Update 1/13/19: We ended up with 7 inches of snow. Thank god for snow blowers!

Desert Time

One of my resolutions for 2018 was to take a solo silent retreat. I’m a bit late, but better late than never. This morning I left for the desert. For a week. Alone. Off the grid. No work, conference calls, client contacts, appointments, emails, internet, television, newspapers, blogs, Twitter, phone calls, or stock trades. No intentional or voluntary distractions. None.

I’ve never done this. It’s appealing theoretically; however, I really have no idea what it will be like in reality. It could turn out to be a really bad idea. I hope not.

I have no goals for the week. It was tempting (I seem to need goals, which is part of the problem), but I thought better of it. I decided it would be best to relinquish control and leave my goals and expectations behind. And to focus on mindfulness, meditation, and reflection. With no distractions or preconceptions.

I suppose this trip to the desert is part of my quest for greater awareness and acceptance of reality, freedom, unshakable contentment, and unconditional happiness.

Put differently, I want to be as well as possible. For that to happen, I believe I need to break the spell of being distracted by mindless, uncontrollable thoughts, senseless concerns and worries, and false perspectives. In short, I seek greater freedom and deeper contentment. In order to flourish.

What freedom do I desire? To be free from expectations. Demands. Biases. Prejudices. Judgments. Falsehoods. Illusions. Delusions. Disappointments. Worry. Frustration. Desires. Guilt. Despair. Projections. Labels. Attachments. Insecurities. Fear. Uncontrollable thoughts. Boredom. Rumination. Resentments. Insomnia. Compulsive eating. Stress. Dark thoughts. And suffering.

I’ve come to understand that, for that to happen, I have much to unlearn and many insights to gain into how and why I think and feel the way I do. I need to become more aware and see reality more clearly. And not be a slave to my mind.

“Time spent undistracted and alone, in self-examination, journaling, meditation, resolves the unresolved and takes us from mentally fat to fit,” according to Naval Ravikant.
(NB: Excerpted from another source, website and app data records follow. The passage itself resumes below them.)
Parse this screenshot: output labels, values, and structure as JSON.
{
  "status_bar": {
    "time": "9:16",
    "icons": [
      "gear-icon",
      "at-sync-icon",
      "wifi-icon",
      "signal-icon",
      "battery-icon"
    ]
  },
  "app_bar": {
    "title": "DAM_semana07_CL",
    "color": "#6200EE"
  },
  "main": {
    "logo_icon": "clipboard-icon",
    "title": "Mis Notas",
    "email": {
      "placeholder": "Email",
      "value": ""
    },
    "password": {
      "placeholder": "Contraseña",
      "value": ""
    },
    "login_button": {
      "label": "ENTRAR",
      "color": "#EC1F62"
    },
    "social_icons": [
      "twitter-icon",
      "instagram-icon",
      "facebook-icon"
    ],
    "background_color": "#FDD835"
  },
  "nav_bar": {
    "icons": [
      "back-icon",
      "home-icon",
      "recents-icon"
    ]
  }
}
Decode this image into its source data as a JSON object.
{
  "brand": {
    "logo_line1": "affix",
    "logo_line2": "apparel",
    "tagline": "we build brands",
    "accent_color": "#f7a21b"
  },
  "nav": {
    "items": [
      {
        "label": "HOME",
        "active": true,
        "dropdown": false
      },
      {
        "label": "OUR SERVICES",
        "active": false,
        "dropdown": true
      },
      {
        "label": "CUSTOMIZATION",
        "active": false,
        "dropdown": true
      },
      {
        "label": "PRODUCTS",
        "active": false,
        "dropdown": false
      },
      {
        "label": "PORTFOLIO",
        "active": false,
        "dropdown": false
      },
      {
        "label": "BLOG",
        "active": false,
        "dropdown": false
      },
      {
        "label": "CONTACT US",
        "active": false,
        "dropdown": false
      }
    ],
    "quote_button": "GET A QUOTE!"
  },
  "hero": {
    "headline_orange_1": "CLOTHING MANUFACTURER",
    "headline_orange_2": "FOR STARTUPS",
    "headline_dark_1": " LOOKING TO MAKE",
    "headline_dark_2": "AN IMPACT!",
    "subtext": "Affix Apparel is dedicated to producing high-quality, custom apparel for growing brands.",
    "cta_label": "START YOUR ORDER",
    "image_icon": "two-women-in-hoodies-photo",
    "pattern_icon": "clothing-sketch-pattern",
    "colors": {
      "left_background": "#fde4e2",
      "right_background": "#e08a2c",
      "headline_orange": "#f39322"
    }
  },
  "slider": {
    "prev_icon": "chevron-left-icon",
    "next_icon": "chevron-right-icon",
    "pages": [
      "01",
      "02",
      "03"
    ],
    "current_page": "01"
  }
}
Stillness is the word that comes to mind. Not doing. Just being.

Will a week alone in the desert help?

I guess I’ll find out.